Recently, a London Ontario man named Roger Foley, released the recordings of conversations that he had with two staff members of a London hospital. Throughout these recordings you can hear the staff members repeatedly promoting the now legal “treatment option” of medically assisted death to Foley, despite his desire to live. 

Foley, who has spent over two years in a London hospital, wants the ability to access self-directed healthcare in order to better deal with the degenerative neurological disability that he lives with.However, he has been unable to access that option to this point. As a result, Foley is stuck in the hospital and is extremely frustrated with the fact that a fully competent person like himself, can not seem to self-direct his own care in order to meet his needs. 

In one of the recorded conversations, Foley is asked by a hospital staff member if he is thinking about committing suicide. The man then encourages him to access medically assisted death if he wants it, instead of possibly committing suicide. This is something that is very troubling to me because of both: the increased rate of suicide in our society and our recognition as a society surrounding the subject of mental health.  To somehow offer the treatment option of medically assisted death to a person as an alternative to suicide is mind-boggling. Even though the end points of unassisted and assisted suicide are both the same, the difference between them is that you have a medical professional, who is supposed to be involved in healing, involved in the destruction of a life. 

Besides the issues already discussed, another problem that Roger is facing is the fact that he will be billed $1800 per day if he decides to stay in the hospital instead of accessing the state-provided home care that has failed to meet his needs in the past.

It is clear that both the financial aspect of the situation and the fact that Roger is being counselled to access assisted suicide are putting external pressure on him to possibly commit his death with the aid of a doctor., it is important to point out that Bill C 14, states that any request for assisted death must not be made under external pressure. 

Roger’s story is simply a manifestation of a culture that does not view human life as sacred and instead deduces a person's value based on an ability and economic algorithm.
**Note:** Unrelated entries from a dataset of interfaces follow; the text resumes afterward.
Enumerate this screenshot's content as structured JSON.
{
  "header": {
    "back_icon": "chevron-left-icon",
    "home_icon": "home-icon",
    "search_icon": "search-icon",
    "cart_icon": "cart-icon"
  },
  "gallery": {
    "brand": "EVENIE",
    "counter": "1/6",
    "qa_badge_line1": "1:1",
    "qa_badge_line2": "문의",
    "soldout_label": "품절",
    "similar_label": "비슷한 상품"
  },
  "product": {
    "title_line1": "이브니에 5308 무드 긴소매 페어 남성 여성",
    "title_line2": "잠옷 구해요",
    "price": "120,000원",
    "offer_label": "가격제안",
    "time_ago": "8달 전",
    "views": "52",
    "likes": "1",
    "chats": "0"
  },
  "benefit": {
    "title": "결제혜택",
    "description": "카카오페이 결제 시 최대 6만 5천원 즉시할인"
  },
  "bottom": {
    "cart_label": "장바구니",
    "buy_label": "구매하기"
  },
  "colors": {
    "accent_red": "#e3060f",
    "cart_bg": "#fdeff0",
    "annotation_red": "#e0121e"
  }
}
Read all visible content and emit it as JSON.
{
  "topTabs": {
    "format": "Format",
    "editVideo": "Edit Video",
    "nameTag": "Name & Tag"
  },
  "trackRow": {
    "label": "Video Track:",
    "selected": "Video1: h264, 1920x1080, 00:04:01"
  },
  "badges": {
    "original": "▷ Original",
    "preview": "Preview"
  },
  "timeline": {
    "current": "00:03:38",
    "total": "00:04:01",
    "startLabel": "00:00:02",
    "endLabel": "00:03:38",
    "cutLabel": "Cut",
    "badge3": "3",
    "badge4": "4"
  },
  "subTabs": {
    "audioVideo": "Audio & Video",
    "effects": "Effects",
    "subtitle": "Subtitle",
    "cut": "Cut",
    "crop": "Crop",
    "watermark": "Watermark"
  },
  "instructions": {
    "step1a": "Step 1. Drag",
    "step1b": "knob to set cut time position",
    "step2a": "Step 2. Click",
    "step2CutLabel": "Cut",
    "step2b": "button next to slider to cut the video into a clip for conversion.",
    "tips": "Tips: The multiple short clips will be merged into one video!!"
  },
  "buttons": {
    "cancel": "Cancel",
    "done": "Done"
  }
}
The question that I leave for you is this: in a society that speaks about the principles of diversity and equality more than a broken record, how do we reconcile the fact that we measure human value based on ability and economic factors instead of the fact that we are human?